Reducing Mass Shootings by Recognizing Red Flags
Want to reduce the number of mass shootings in the United States? Then let’s ramp up efforts to stop domestic abuse.
Just as a red flag is raised when a child tortures animals, often a precursor to later criminal behavior, there is plenty of evidence that mass shooters display red flag behaviors, like aggression and violence against women and children, before they ever pick up a gun and start hunting fellow human beings.
Oh, I know domestic abuse is a topic people don’t like to talk about. And when they do they often conclude it’s a private matter or a “woman’s issue.” It happens behind closed doors. It’s their business. We shouldn’t interfere. Wrong, wrong, wrong. In case study after case study we see that those who beat and otherwise terrorize their families (some of the aggressors are women) will then direct their unresolved anger at perfect strangers. It’s a flaming red flag that we should no longer look past.
The Everytown for Gun Safety group analyzed nine years’ worth of data on mass shootings and discovered that in 54% of the cases the incident started with an angry person going after an intimate partner or relative. Innocent bystanders were considered collateral damage. Case in point: Devin Patrick Kelley who walked into a Sutherland Springs, Texas church in 2017 boiling mad at his mother-in-law. She was not there that morning but, with guns blazing, Kelley murdered 26 others. He then committed suicide. The military court-martialed Kelley for his domestic abuse but failed to enter his conviction into the national database which would have prohibited him from having a firearm.
Sometimes the pent-up rage stemming from homelife discord is directed at total strangers and is often associated with some perceived slight or controversial issue.

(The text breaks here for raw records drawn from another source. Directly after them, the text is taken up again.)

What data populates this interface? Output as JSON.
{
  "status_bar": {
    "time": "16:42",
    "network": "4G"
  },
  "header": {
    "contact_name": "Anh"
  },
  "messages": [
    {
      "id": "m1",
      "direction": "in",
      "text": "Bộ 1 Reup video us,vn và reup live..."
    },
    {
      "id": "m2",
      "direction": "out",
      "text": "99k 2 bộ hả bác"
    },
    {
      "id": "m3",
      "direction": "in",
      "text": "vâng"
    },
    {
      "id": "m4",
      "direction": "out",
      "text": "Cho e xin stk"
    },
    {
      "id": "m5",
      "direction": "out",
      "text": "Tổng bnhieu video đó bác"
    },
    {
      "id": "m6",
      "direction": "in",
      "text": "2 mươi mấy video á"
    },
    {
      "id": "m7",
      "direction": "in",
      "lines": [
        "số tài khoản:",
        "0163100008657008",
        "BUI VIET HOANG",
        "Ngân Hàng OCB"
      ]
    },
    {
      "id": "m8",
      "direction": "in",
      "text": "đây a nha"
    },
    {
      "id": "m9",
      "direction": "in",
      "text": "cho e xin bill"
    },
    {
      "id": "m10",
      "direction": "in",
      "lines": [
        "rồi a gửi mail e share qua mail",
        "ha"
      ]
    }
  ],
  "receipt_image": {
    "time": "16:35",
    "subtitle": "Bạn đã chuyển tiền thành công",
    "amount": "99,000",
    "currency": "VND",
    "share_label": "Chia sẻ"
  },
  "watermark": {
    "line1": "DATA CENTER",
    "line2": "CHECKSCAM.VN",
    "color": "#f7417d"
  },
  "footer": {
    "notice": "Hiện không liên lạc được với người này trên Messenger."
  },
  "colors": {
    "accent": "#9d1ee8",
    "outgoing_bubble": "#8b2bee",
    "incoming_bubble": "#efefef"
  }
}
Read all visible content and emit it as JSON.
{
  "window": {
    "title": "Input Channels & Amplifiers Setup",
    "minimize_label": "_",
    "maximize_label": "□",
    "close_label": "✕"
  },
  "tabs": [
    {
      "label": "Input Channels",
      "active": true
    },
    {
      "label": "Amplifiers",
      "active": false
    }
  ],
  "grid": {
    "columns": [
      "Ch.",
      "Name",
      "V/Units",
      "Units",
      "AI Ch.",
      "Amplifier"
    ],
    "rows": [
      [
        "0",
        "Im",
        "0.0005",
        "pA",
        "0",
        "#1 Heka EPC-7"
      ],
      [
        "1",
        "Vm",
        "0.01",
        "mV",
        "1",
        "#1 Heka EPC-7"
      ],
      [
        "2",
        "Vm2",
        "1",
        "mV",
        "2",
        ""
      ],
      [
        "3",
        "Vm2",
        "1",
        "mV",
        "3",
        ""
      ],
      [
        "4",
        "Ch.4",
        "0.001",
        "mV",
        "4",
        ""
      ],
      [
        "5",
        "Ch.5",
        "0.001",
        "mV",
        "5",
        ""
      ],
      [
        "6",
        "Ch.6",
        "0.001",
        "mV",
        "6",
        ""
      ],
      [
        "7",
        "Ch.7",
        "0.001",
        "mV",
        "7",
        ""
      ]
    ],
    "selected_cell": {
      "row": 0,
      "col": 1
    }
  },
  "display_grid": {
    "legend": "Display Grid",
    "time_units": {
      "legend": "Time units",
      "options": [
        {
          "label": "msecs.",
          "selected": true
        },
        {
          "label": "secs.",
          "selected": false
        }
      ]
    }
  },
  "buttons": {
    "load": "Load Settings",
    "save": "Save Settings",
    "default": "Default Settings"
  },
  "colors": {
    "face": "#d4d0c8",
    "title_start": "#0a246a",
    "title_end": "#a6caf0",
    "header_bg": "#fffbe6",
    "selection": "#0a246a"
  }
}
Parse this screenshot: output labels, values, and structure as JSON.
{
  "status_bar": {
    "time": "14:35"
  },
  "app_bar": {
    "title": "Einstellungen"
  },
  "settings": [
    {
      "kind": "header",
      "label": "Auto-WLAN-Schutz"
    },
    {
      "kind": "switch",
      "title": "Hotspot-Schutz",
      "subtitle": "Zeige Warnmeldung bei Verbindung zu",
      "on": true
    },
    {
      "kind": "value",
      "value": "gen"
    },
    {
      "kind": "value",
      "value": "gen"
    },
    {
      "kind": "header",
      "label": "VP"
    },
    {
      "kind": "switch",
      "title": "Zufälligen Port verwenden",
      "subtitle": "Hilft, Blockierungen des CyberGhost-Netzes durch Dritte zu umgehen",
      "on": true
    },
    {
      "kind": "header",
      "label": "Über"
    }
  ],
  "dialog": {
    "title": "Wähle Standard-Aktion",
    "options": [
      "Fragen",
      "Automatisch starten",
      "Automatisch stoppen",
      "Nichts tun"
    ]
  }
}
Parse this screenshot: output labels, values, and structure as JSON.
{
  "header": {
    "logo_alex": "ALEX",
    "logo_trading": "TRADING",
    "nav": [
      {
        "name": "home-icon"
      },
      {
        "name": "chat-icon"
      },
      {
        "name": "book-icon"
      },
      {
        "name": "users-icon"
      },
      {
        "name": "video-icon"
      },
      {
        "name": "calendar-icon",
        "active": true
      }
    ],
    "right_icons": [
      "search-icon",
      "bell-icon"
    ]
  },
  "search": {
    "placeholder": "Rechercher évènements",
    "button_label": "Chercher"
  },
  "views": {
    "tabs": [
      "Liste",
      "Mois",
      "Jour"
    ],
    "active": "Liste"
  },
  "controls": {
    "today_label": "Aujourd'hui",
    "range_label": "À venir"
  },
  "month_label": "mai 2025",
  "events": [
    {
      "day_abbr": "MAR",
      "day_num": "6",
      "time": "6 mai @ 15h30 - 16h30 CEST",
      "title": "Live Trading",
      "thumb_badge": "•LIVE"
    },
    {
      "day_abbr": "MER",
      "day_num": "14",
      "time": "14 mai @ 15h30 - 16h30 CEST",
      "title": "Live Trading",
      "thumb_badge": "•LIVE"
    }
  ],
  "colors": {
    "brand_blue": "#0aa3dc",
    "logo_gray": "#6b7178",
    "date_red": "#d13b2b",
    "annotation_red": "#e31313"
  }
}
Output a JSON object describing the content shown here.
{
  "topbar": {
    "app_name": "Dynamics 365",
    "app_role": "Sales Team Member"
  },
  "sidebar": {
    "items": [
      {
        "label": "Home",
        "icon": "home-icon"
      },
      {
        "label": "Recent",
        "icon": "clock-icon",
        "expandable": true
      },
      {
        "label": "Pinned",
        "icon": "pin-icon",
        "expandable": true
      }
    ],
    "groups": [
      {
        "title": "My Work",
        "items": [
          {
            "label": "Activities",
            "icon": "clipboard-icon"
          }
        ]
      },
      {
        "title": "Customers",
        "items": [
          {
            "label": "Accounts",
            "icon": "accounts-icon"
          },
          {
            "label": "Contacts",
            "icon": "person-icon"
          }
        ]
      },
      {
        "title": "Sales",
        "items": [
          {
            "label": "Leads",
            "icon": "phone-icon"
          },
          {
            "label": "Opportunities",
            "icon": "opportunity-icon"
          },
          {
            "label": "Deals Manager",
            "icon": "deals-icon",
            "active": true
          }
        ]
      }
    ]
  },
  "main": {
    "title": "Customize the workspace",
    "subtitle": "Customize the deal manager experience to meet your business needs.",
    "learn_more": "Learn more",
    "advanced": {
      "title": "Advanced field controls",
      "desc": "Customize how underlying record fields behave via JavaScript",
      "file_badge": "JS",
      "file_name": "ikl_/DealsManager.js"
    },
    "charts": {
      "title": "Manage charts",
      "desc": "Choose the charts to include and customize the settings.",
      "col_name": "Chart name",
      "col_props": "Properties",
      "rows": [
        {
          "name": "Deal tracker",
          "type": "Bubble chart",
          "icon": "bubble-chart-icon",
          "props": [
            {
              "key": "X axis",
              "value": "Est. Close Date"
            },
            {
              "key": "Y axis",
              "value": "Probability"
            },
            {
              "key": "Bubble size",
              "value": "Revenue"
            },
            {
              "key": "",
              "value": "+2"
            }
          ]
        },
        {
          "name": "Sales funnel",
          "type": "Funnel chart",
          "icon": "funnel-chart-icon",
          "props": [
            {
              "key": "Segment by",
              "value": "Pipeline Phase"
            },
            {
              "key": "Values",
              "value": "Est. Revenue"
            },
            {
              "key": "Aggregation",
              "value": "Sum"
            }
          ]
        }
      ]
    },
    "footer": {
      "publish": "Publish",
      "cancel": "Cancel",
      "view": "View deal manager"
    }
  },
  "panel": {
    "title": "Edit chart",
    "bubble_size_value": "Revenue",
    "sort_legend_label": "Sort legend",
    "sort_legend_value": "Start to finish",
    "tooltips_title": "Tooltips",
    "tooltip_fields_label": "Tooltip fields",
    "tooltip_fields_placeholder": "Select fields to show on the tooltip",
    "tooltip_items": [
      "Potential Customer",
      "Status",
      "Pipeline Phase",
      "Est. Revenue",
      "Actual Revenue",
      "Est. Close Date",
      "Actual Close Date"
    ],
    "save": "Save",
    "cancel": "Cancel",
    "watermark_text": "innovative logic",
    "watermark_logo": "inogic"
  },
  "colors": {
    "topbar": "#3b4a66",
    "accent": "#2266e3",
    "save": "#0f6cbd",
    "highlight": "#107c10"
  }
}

Omar Mateen beat and dominated his wife until she escaped his clutches. In 2016, his simmering fury spilled out onto gay men at the Pulse nightclub in Orlando, Florida. There he fatally shot 49 people and wounded 58 others.
Nikolas Cruz, the Parkland, Florida high school shooter had broken up with a girlfriend, threatened her new boyfriend and stalked at least two female students. He returned with guns to his former high school last year,killed 17 people and injured another 17.
Cedric Ford had just been served with a restraining order filed by his ex-girlfriend in February 2016 when he went to work in Newton, Kansas and inexplicably shot 17 people, three fatally.
James Hodgkinson from Belleville, Illinois had an obvious problem with females and a violent temper. He’d been arrested for choking a foster child and dragging her by the hair as well as punching a woman in the face. In June 2017, he drove to the Washington, DC area and opened fire on a baseball practice field, shooting 3 and nearly killing Congressman Steve Scalise. See a pattern here?
Of course, this is not to say all domestic abusers will go on to commit a mass shooting but there is no denying this is a nationwide public health issue. The crime of abuse may happen behind closed doors, but it can instill a seething sense of anger in the perpetrator that then spills out into society.
And yes, (before you start writing me an e-mail) I concede, guns are another common denominator in these horrible events. But trillions of words have already been written about more gun control laws and not enough has been written about the obvious problems associated with domestic abuse. The time is long past for us to start openly talking about how to treat family abusers. Do we dole out harsher prison sentences, insist on long-term, mandatory anger management classes for the abuser or fund more programs to help women find the strength to walk away? And what more can be done to help children caught up in the adult dysfunction?
I recently spoke to Jen Langbein about this issue. She is the CEO of the extraordinarily successful Genesis Women’s Shelter in Dallas. Her group is dedicated to the idea that we simply should not accept a world where women feel unsafe in their own homes. Period. Langbein mentioned the tragic 2016 event her city endured when five Dallas police officers were murdered, , nine others injured. The mass shooter in that case, army private Micah Johnson, had been sent back from Afghanistan after an accusation that he had sexually harassed a female solider. His case was apparently so egregious the army recommended an “other than honorable discharge” for him.
As I write this MassShootingTracker.org estimates nearly 140 Americans have lost their lives in mass shooting events so far this year – and its only April. Think about that.
Langbein wrote in an Op-Ed last year, “Mass shootings shock and frighten us, but domestic violence often does not – even though violence in the home is much deadlier and can serve as a precursor to horrific acts in public.” We need to start asking ourselves why that is.